MITRE's Centre for Threat-Informed Defence (CTID) and Microsoft have jointly rolled out Security Stack Mappings for Azure, aimed at bringing the former's Adversarial Tactics, Techniques, and Common Knowledge (ATT&CK) framework into the latter's cloud platform – with rival platforms to follow.
Launched in 2015, MITRE's ATT&CK framework was created to provide businesses with "a globally accessible knowledge base of adversary tactics and techniques based on real-world observations" in the hopes of building a foundation for threat-model development.
While access to ATT&CK is provided for all at no charge, MITRE is looking to boost its usage, hence the Microsoft partnership. The deal made Azure the first cloud platform to actively link to ATT&CK by mapping in-built security controls to the framework.
"The project aims to fill an information gap for organisations seeking proactive security awareness about the scope of coverage available natively in Azure," said Madeline Carmichael, senior threat intel librarian at Microsoft's Threat Intelligence Centre (MSTIC).
"The project does this by creating independent data showing how built-in security controls for a given technology platform, in this case Azure, secure their assets against the adversary tactics, techniques, and procedures (TTPs) most likely to target them."
"This release represents our first in a collection of mappings of native product security controls to ATT&CK based on a common methodology, scoring rubric, data model, and tool set," added MITRE's lead security engineer Nicholas Amon, and MSTIC director of research and development Jon Baker.
- Windows Server 2022: Azure Edition slips into Public Preview
- Hyper-V bug that could crash 'big portions of Azure cloud infrastructure': Code published
- Microsoft unveils its latest Cosmos DB lure for developers: More free stuff and an emulator for Linux
- Uptime funk: Microsoft has lifted availability of Azure Key Vault to 99.99%
"With these resources we have established the foundation for systematically mapping security controls to ATT&CK and provided a critical resource for organisations to assess their Azure security control coverage against real-world threats as described in the ATT&CK knowledge base."
The project, dubbed Security Stack Mappings, sees each of the security controls provided by Microsoft's Azure platform mapped to ATT&CK threat techniques – in some cases, more than one.
It's already slightly outdated, however: the mappings use the older ATT&CK v8 data set, with a plan in place to update to April's ATT&CK v9 release.
Microsoft's Azure may be the first cloud platform targeted by MITRE's project, but it won't be the last. "The mappings between the Azure security stack and ATT&CK establish a foundation for future innovation," Amon and Baker confirmed.
"We anticipate refining these resources based on your review and feedback, and the expansion of our mappings to include other platforms, such as the Amazon Web Services (AWS), which we are working on now."
"This is an excellent example of how a collaborative approach pays dividends," ESET UK cybersecurity expert Jake Moore told The Register.
"The information gap is widely noted when organisations limit the amount of sharing they offer, but as we can see it clearly helps when working together.
"Combining the framework with Azure serves up an extra layer of protection for organisations.
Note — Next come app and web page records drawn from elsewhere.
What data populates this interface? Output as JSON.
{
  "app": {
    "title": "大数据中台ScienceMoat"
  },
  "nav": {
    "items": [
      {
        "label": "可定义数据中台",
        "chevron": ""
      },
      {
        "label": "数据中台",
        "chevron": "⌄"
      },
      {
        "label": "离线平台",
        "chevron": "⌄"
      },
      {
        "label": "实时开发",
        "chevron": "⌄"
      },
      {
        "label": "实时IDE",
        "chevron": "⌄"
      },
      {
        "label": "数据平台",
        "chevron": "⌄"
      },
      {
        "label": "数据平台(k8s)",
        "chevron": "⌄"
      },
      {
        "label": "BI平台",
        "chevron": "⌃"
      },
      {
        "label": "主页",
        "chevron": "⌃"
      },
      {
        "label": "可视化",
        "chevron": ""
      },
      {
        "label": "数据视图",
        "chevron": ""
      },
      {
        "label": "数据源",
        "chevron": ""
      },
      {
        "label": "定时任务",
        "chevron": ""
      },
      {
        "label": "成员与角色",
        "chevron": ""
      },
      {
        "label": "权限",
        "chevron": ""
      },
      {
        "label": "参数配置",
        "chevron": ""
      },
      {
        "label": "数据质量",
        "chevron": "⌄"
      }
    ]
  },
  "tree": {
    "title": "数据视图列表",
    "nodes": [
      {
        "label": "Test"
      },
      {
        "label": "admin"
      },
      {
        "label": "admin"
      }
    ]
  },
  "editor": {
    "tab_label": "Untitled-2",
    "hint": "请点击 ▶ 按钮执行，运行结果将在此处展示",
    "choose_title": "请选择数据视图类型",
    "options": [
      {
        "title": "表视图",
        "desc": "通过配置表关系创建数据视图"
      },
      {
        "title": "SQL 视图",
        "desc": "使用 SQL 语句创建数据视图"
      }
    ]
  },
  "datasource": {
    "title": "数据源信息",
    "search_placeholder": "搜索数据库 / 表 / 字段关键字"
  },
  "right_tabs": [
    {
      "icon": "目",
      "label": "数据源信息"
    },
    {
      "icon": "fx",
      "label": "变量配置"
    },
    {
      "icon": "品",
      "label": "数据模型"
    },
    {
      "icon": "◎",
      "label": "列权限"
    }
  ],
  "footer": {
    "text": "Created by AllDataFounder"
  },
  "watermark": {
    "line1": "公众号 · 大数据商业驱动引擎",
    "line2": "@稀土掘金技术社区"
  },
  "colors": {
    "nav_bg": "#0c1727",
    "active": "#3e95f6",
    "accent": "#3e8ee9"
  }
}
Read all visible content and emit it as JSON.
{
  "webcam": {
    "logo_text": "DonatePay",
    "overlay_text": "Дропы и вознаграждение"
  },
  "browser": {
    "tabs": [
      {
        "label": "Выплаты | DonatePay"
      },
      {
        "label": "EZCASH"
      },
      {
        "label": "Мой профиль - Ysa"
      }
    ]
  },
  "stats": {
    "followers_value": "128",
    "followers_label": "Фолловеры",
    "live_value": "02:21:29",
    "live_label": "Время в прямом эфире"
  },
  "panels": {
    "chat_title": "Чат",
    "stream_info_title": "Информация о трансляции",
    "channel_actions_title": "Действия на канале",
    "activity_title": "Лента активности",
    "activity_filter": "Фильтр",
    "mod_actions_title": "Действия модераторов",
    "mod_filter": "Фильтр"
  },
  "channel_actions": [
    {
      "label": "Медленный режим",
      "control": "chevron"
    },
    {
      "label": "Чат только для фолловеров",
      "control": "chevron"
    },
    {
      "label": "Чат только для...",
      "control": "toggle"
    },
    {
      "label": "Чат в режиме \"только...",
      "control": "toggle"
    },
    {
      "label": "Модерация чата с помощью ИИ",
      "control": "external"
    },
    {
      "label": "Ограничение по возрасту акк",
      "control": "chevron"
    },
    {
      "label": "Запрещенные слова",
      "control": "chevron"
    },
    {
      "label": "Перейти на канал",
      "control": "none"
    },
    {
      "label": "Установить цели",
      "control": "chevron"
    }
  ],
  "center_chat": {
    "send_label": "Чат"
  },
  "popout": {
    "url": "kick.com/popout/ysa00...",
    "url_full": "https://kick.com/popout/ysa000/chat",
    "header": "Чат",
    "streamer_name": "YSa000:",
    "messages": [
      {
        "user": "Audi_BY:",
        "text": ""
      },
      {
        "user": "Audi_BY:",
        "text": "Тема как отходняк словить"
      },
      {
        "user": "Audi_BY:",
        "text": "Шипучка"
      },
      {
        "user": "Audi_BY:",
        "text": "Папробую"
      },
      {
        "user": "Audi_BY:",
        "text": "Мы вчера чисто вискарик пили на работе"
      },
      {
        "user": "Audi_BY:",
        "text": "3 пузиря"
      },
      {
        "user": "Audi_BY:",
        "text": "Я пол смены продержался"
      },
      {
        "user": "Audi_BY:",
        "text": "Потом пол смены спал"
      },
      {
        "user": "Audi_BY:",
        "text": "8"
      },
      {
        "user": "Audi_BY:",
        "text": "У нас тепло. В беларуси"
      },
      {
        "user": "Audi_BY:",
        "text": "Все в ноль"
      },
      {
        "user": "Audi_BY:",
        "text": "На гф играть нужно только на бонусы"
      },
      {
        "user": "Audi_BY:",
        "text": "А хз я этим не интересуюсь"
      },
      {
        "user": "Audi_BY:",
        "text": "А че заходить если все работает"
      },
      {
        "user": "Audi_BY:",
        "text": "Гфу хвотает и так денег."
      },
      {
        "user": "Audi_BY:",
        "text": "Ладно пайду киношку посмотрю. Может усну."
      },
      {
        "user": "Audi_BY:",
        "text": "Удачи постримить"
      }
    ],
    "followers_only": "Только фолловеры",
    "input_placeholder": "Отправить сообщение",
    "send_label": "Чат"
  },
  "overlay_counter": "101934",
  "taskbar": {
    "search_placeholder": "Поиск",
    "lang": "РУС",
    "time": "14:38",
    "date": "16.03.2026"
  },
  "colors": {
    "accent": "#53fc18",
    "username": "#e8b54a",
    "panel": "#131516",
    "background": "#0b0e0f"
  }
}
As Microsoft and the rest of the industry now have a reliable way of repeatedly adding on the mapping of built in security controls, it will inevitably help against ATT&CK techniques."
MITRE's CTID has asked for feedback on the project, including suggestions on additional platforms to map and other ideas for expanding the effort, with interested parties asked to collaborate via the project's GitHub repository, where the mapping are published under the permissive Apache Licence 2.0. ®